Experimental ketonemia of approximately 0.3 to 0.4 mM induced by MCT ingestion has beneficial effects on cognition in AD (Henderson et al., 2009) and in type 1 diabetics during acute hypoglycemia (Page et al., 2009). With bezafibrate, we did not reach this level during fasting, but we did reach 0.3 to 0.4 mM β-OHB at the end of the metabolic day. Perhaps in conjunction with a fibrate, joint administration of a low dose of MCT or a relatively easily β-oxidized long-chain fatty acid, i.e., myristic, linoleic, or α-linolenic acids, would make it possible to achieve a more constant plasma β-OHB level of 0.3 to 0.4 mM, while avoiding the common gastrointestinal side effects of MCT alone.

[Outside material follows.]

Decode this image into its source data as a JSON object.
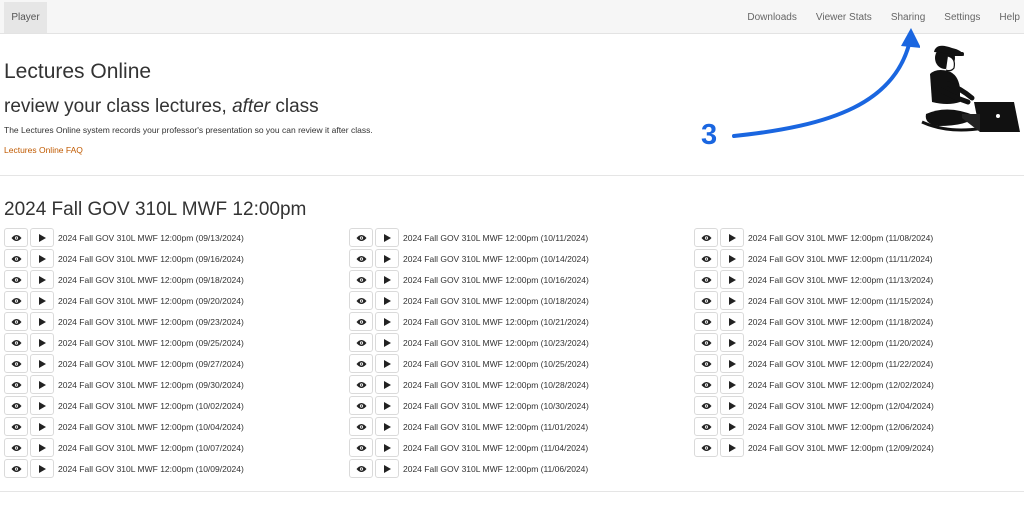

Diabetes, insulin resistance, and hyperlipidemia are important risk factors for AD and because bezafibrate has a beneficial impact on insulin sensitivity as well as mild ketogenic potential, fibrates may have potential as pharmacological agents aiming to reduce the risk of AD. Indeed, fibrate use tended to be associated with a lower prevalence of dementia (Dufouil et al., 2005) in a large European study based on the Three-City Study; thus, further research into the possible benefits of the mild ketogenic effect of bezafibrate is warranted.
We thank the study participants; research nurses Julie Desgagnés and Martine Fisch; and Scott Nugent, Stéphane Protat, and Linda Bergeron.
This work was supported by Research Center on Aging, Natural Sciences and Engineering Research Council of Canada [Grant 3606-2008] and Canada Research Chair [Grant 950-201796].
This work is based on the following work: Tremblay-Mercier J (2009) Étude des fibrates en tant qu'agent stimulateurs de la synthèse des cétones, des substrats énergétiques pour le cerveau vieillissant, Master's thesis, the Medecine and Health Science Faculty of Université de Sherbrooke, Sherbrooke, QC, Canada.
Article, publication date, and citation information can be found at http://jpet.aspetjournals.org.
- Alzheimer's disease
- medium-chain triglyceride(s)
- peroxisome proliferator-activated receptor
- aspartate aminotransferase
- alanine aminotransferase
- homeostasis model assessment-insulin resistance
- high-density lipoprotein
- low-density lipoprotein
- free fatty acid(s)
- area under the curve.
- Received February 3, 2010.
- Accepted April 16, 2010.
- Copyright © 2010 by The American Society for Pharmacology and Experimental Therapeutics